Like that 1987 World Series game, Cardinals and the Twins playing game 5 in Old Busch Stadium. We were there. He explained the game to me.
College, and then his first job, working for a minor league baseball team. And then the jump to Arizona. Watching him load the U-Haul truck. Watching him drive away.
Even good things for your children can be hard.
And then he finds Stephanie in Phoenix. We fly out one Christmas to meet her and her family. She was scared to death. Turns out he had told her all kinds of stories about his mother.
Almost two years later, we flew out again to Phoenix. For their wedding.
And then my St. Louis boy figured out a way to get back to St. Louis. With a pregnant wife in tow.
And then the night they go to the hospital for Cameron’s induction (there must be something in the genes). He falls, hits his head, and I rush to the hospital at one in the morning. He’s not delirious, but he’s disoriented. The x-rays come in. Blood on the skull. The next day, Stephanie’s in labor, and he’s having brain surgery.
It all ends well. Cameron’s born. Two years later, Caden’s born. For Caden’s birth, he wears a bicycle helmet.

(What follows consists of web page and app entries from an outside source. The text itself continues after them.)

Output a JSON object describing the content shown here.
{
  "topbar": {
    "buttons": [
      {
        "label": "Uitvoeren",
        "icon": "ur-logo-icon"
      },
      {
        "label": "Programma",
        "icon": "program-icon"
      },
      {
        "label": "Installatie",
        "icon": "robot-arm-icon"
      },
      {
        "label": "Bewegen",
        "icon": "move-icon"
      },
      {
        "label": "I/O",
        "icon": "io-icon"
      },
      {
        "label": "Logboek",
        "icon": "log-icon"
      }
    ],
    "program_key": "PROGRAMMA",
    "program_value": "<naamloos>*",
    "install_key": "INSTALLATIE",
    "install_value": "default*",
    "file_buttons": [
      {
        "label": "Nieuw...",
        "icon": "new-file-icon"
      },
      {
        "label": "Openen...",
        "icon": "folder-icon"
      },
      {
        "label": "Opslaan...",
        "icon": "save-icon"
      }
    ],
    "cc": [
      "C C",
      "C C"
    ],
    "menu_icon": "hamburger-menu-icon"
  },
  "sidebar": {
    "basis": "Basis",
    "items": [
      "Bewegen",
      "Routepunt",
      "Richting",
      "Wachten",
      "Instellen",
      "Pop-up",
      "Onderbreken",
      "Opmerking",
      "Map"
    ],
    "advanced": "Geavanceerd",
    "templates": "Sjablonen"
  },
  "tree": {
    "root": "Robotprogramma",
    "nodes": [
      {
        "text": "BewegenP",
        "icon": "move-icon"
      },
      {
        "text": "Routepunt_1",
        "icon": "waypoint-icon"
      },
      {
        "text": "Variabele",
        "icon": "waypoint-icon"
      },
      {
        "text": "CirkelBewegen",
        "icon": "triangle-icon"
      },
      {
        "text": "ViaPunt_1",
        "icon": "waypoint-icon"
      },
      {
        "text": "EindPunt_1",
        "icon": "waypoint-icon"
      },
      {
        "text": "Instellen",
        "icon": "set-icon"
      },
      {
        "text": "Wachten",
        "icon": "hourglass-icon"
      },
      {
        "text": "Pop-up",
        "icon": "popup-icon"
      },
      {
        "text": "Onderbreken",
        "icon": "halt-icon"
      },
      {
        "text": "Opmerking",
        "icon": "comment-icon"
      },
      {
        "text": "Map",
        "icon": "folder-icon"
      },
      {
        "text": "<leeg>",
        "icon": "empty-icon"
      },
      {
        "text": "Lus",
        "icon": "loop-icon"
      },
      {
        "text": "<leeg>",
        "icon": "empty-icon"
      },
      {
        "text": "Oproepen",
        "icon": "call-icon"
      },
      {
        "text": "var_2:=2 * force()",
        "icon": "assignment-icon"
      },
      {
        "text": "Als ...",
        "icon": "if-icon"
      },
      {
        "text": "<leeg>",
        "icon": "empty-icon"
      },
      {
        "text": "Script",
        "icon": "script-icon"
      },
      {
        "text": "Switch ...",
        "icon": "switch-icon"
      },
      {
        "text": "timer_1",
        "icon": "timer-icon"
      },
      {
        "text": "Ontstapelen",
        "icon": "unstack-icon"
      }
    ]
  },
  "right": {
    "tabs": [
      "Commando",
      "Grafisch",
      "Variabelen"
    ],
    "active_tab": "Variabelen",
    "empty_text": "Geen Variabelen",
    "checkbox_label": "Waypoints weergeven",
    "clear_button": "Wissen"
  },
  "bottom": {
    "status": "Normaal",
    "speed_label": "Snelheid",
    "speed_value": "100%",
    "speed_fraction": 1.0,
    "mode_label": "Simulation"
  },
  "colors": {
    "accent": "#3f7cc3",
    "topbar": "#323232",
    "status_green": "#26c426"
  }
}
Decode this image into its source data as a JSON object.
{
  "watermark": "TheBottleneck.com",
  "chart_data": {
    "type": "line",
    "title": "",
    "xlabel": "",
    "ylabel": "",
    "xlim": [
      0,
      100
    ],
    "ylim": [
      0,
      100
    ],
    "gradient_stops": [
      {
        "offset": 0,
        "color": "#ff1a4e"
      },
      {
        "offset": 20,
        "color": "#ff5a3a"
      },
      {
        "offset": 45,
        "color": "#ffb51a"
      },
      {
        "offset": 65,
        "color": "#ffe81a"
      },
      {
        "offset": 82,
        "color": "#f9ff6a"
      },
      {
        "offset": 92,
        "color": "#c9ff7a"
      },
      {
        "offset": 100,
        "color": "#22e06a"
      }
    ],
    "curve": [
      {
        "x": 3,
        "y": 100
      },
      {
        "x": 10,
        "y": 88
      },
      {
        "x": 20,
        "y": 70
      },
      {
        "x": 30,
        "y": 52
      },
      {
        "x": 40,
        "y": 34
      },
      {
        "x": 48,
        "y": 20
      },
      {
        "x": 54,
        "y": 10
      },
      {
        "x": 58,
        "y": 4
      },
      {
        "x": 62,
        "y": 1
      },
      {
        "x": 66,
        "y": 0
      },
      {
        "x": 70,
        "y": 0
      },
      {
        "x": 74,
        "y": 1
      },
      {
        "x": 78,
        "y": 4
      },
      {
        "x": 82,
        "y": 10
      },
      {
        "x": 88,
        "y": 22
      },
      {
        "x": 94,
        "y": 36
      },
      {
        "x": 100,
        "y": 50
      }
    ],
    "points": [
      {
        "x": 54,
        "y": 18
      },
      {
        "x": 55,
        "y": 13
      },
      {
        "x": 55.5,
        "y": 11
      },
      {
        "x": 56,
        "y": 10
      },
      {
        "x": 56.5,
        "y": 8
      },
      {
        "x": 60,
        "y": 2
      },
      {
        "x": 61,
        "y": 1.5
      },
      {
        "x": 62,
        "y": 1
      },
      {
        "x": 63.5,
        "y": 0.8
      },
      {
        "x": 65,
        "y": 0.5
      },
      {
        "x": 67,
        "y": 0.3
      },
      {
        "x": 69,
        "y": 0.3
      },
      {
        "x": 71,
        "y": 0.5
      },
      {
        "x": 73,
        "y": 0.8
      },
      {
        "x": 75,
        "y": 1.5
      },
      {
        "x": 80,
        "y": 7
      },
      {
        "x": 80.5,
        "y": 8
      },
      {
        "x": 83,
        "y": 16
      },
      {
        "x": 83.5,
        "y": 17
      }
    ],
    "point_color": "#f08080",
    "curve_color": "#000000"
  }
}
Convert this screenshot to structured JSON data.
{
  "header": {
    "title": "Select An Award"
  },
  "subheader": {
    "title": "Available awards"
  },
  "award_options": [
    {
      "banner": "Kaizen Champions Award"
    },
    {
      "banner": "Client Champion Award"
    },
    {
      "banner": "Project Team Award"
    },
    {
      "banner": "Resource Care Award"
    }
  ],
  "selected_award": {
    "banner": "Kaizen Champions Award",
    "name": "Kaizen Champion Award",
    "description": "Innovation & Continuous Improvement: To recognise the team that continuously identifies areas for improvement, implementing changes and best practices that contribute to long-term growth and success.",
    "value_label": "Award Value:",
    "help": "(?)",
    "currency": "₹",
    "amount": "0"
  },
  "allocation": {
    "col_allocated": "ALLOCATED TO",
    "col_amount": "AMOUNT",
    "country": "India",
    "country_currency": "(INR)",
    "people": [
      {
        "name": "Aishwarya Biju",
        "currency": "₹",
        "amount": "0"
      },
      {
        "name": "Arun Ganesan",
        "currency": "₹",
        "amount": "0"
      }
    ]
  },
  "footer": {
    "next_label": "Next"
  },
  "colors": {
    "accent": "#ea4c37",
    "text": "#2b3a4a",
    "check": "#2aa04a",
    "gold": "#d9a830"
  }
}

He, and his brother Andrew, have taught me two things about fatherhood.
The first thing: Once you become a father, you never stop being a father. How you’re a father changes, but you never stop being a father.
And the second this is, you don’t want to stop.
Happy birthday, Travis Young.
Photograph: Stephanie and Travis Young, with Caden obviously enjoying himself and Cameron standing quietly, with a friend's new baby.